Tajikistan: 2012 humanitarian overview (as at 31 Dec 2012)
Building resilient communities in Tajikistan
Over 2 million at risk of food insecurity amid rising number of disasters
In 2012, Tajikistan experienced over 306 natural disasters that took the lives of 26 people, left thousands of houses in need of major repairs or complete reconstruction, killed livestock, and damaged infrastructure that is vital for many isolated villages. On average, about 150 small- and medium-scale disasters occur annually in Tajikistan, affecting at least 10,000 people.
In addition to a series of natural disasters, over 2 million people are estimated by WFP to be at risk of food insecurity. In the first half of 2012, during the lean season when winter stocks were running out, the Integrated Food Security Phase Classification declared a humanitarian emergency in one district and warned of a dire situation in others. Most of Tajikistan’s territory then was classified as an acute food and livelihoods crisis. The situation has slightly improved thanks to better harvest in Tajikistan and exporting countries, as well as the Government’s and humanitarian community’s response to the needs of the affected people.
Integrated approach to humanitarian and development issues required
The Government’s capacity to respond to natural disasters has visibly improved, and in 2012, the Government covered urgent needs of most people affected by natural disasters. Besides food aid, required emergency support from the wider humanitarian community was often limited to fuel. Nonetheless, the growing occurrence of natural disasters in a poor country highlights the need to address Tajikistan’s vulnerabilities comprehensively by integrating the work of humanitarian and development actors.
Development cannot ignore the shaky operational context, while disaster response cannot ignore the likelihood of more disasters occurring in the future.
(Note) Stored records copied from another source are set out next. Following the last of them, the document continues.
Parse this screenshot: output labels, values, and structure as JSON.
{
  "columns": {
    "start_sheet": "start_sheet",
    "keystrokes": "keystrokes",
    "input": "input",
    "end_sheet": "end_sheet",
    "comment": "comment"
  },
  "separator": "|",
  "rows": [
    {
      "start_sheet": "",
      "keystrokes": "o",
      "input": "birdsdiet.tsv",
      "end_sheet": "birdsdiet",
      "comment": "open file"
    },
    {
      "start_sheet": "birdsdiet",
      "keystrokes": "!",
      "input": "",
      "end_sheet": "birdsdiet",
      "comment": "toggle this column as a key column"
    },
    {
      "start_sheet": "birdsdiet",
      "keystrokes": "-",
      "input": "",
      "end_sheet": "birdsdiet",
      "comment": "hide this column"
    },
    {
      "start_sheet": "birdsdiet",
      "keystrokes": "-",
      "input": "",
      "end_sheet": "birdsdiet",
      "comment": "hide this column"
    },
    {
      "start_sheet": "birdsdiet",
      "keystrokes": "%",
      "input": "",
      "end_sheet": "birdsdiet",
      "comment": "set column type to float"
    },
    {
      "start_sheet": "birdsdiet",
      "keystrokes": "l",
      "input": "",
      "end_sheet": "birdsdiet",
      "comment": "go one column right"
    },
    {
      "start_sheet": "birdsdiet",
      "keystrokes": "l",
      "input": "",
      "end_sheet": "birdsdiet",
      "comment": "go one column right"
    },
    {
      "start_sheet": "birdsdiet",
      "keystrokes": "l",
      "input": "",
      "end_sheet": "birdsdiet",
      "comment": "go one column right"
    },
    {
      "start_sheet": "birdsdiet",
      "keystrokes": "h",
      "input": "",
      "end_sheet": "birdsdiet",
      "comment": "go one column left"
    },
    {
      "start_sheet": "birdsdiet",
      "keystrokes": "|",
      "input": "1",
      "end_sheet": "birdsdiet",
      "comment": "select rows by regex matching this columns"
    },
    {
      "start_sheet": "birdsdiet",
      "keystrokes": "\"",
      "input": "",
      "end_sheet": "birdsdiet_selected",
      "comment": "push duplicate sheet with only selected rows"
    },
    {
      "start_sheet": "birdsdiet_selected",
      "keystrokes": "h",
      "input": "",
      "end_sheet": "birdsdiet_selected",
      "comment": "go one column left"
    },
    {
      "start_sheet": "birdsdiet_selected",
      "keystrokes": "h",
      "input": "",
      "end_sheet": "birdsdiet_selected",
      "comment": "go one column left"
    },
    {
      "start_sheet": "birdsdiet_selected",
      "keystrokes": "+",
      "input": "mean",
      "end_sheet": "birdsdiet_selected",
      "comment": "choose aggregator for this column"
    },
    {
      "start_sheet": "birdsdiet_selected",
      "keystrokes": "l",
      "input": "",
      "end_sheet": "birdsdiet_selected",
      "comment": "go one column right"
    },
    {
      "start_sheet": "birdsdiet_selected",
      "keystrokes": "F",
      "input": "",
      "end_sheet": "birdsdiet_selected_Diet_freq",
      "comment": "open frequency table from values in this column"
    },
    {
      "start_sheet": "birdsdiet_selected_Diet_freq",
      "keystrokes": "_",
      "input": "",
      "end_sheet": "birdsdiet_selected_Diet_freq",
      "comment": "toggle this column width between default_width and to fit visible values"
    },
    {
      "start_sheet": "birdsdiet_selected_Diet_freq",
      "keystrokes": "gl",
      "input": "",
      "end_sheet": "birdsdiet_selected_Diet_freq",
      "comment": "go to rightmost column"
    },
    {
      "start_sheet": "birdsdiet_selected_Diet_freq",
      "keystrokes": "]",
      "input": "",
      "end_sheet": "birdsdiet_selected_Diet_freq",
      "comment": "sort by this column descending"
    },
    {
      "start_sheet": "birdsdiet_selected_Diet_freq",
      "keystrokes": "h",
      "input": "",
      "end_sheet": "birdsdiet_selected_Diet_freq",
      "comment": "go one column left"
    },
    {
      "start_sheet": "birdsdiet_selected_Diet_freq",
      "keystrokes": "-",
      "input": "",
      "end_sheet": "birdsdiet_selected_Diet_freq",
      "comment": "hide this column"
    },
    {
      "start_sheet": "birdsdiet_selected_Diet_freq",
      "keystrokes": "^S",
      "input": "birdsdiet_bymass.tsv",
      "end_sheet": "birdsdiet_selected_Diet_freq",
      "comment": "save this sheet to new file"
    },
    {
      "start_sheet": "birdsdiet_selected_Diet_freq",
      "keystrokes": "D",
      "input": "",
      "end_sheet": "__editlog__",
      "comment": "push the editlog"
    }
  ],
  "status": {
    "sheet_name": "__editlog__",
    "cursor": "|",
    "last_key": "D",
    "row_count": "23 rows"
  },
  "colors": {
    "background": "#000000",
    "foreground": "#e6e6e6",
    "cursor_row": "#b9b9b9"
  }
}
Globally, UNDP and OCHA are promoting resilience – helping vulnerable communities affected by disasters adapt and withstand future shocks. OCHA and humanitarian partners are currently exploring the idea of piloting the global resilience project in Tajikistan. This project will require humanitarian and development partners to work together, side by side, to ensure that their programmes create synergies and help build stronger and better prepared communities.